WORK REQUIRED:
Print the records exactly as they are written.

ENTRIES SHOWN:
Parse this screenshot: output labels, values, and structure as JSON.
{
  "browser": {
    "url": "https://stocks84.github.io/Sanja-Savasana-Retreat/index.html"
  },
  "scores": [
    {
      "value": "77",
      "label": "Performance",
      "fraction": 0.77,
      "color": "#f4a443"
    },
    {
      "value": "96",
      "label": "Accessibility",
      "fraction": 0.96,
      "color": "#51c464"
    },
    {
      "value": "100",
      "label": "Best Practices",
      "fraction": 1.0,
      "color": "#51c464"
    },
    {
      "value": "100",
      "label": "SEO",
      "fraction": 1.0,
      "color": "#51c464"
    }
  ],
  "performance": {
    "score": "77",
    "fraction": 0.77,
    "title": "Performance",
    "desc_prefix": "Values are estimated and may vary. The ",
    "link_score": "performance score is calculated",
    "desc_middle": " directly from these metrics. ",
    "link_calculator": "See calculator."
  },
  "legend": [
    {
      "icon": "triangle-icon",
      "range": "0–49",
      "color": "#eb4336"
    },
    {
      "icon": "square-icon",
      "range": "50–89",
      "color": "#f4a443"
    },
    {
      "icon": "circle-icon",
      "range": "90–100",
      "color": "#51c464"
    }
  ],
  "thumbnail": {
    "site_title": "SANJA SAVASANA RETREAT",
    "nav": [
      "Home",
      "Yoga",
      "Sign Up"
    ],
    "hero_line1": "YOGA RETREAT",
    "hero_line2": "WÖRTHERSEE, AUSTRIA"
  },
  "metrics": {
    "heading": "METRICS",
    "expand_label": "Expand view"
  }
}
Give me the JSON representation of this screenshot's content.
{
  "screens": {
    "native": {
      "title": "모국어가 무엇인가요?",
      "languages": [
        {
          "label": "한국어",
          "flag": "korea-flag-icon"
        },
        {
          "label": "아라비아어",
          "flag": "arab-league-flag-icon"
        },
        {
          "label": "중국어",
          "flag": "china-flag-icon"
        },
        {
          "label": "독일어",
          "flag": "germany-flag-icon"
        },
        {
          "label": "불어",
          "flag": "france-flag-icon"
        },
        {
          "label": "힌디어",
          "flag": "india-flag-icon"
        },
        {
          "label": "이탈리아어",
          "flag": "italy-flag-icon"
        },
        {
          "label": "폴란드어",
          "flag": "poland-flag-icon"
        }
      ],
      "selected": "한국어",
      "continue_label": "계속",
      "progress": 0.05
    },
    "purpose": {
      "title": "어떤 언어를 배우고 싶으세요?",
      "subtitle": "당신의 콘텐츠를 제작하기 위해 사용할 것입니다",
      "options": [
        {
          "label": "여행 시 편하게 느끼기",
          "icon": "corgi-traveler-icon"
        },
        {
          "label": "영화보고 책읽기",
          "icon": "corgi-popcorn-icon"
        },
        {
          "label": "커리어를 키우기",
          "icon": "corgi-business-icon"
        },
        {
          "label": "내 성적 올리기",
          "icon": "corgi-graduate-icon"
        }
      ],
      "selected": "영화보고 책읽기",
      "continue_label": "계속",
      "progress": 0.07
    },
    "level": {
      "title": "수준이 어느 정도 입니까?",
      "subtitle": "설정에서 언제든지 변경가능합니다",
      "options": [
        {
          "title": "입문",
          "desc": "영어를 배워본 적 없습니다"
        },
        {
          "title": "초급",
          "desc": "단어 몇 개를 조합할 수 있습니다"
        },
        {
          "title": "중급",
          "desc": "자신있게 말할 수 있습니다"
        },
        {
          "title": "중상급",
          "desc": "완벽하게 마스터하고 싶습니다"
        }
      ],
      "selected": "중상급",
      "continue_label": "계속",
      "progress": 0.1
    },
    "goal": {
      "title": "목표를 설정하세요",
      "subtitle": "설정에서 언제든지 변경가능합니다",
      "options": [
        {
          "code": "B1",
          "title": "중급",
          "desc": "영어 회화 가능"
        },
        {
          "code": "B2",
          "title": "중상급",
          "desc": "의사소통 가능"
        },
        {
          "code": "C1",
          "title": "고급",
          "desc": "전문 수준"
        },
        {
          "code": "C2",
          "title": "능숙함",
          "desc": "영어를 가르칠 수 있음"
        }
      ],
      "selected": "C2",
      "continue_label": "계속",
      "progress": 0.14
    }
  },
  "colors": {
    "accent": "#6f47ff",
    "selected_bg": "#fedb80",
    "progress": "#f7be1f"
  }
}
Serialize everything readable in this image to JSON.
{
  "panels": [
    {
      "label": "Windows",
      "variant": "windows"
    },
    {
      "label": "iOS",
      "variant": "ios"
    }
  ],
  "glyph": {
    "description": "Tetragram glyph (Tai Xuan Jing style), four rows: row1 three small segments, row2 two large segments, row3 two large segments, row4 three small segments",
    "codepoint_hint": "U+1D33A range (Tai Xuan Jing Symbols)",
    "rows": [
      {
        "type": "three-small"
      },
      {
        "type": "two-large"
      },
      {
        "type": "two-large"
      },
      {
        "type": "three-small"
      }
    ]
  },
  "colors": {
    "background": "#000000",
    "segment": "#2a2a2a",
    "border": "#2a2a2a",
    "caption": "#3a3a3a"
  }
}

YOUR SOLUTION:
Parse this screenshot: output labels, values, and structure as JSON.
{
  "browser": {
    "url": "https://stocks84.github.io/Sanja-Savasana-Retreat/index.html"
  },
  "scores": [
    {
      "value": "77",
      "label": "Performance",
      "fraction": 0.77,
      "color": "#f4a443"
    },
    {
      "value": "96",
      "label": "Accessibility",
      "fraction": 0.96,
      "color": "#51c464"
    },
    {
      "value": "100",
      "label": "Best Practices",
      "fraction": 1.0,
      "color": "#51c464"
    },
    {
      "value": "100",
      "label": "SEO",
      "fraction": 1.0,
      "color": "#51c464"
    }
  ],
  "performance": {
    "score": "77",
    "fraction": 0.77,
    "title": "Performance",
    "desc_prefix": "Values are estimated and may vary. The ",
    "link_score": "performance score is calculated",
    "desc_middle": " directly from these metrics. ",
    "link_calculator": "See calculator."
  },
  "legend": [
    {
      "icon": "triangle-icon",
      "range": "0–49",
      "color": "#eb4336"
    },
    {
      "icon": "square-icon",
      "range": "50–89",
      "color": "#f4a443"
    },
    {
      "icon": "circle-icon",
      "range": "90–100",
      "color": "#51c464"
    }
  ],
  "thumbnail": {
    "site_title": "SANJA SAVASANA RETREAT",
    "nav": [
      "Home",
      "Yoga",
      "Sign Up"
    ],
    "hero_line1": "YOGA RETREAT",
    "hero_line2": "WÖRTHERSEE, AUSTRIA"
  },
  "metrics": {
    "heading": "METRICS",
    "expand_label": "Expand view"
  }
}
Give me the JSON representation of this screenshot's content.
{
  "screens": {
    "native": {
      "title": "모국어가 무엇인가요?",
      "languages": [
        {
          "label": "한국어",
          "flag": "korea-flag-icon"
        },
        {
          "label": "아라비아어",
          "flag": "arab-league-flag-icon"
        },
        {
          "label": "중국어",
          "flag": "china-flag-icon"
        },
        {
          "label": "독일어",
          "flag": "germany-flag-icon"
        },
        {
          "label": "불어",
          "flag": "france-flag-icon"
        },
        {
          "label": "힌디어",
          "flag": "india-flag-icon"
        },
        {
          "label": "이탈리아어",
          "flag": "italy-flag-icon"
        },
        {
          "label": "폴란드어",
          "flag": "poland-flag-icon"
        }
      ],
      "selected": "한국어",
      "continue_label": "계속",
      "progress": 0.05
    },
    "purpose": {
      "title": "어떤 언어를 배우고 싶으세요?",
      "subtitle": "당신의 콘텐츠를 제작하기 위해 사용할 것입니다",
      "options": [
        {
          "label": "여행 시 편하게 느끼기",
          "icon": "corgi-traveler-icon"
        },
        {
          "label": "영화보고 책읽기",
          "icon": "corgi-popcorn-icon"
        },
        {
          "label": "커리어를 키우기",
          "icon": "corgi-business-icon"
        },
        {
          "label": "내 성적 올리기",
          "icon": "corgi-graduate-icon"
        }
      ],
      "selected": "영화보고 책읽기",
      "continue_label": "계속",
      "progress": 0.07
    },
    "level": {
      "title": "수준이 어느 정도 입니까?",
      "subtitle": "설정에서 언제든지 변경가능합니다",
      "options": [
        {
          "title": "입문",
          "desc": "영어를 배워본 적 없습니다"
        },
        {
          "title": "초급",
          "desc": "단어 몇 개를 조합할 수 있습니다"
        },
        {
          "title": "중급",
          "desc": "자신있게 말할 수 있습니다"
        },
        {
          "title": "중상급",
          "desc": "완벽하게 마스터하고 싶습니다"
        }
      ],
      "selected": "중상급",
      "continue_label": "계속",
      "progress": 0.1
    },
    "goal": {
      "title": "목표를 설정하세요",
      "subtitle": "설정에서 언제든지 변경가능합니다",
      "options": [
        {
          "code": "B1",
          "title": "중급",
          "desc": "영어 회화 가능"
        },
        {
          "code": "B2",
          "title": "중상급",
          "desc": "의사소통 가능"
        },
        {
          "code": "C1",
          "title": "고급",
          "desc": "전문 수준"
        },
        {
          "code": "C2",
          "title": "능숙함",
          "desc": "영어를 가르칠 수 있음"
        }
      ],
      "selected": "C2",
      "continue_label": "계속",
      "progress": 0.14
    }
  },
  "colors": {
    "accent": "#6f47ff",
    "selected_bg": "#fedb80",
    "progress": "#f7be1f"
  }
}
Serialize everything readable in this image to JSON.
{
  "panels": [
    {
      "label": "Windows",
      "variant": "windows"
    },
    {
      "label": "iOS",
      "variant": "ios"
    }
  ],
  "glyph": {
    "description": "Tetragram glyph (Tai Xuan Jing style), four rows: row1 three small segments, row2 two large segments, row3 two large segments, row4 three small segments",
    "codepoint_hint": "U+1D33A range (Tai Xuan Jing Symbols)",
    "rows": [
      {
        "type": "three-small"
      },
      {
        "type": "two-large"
      },
      {
        "type": "two-large"
      },
      {
        "type": "three-small"
      }
    ]
  },
  "colors": {
    "background": "#000000",
    "segment": "#2a2a2a",
    "border": "#2a2a2a",
    "caption": "#3a3a3a"
  }
}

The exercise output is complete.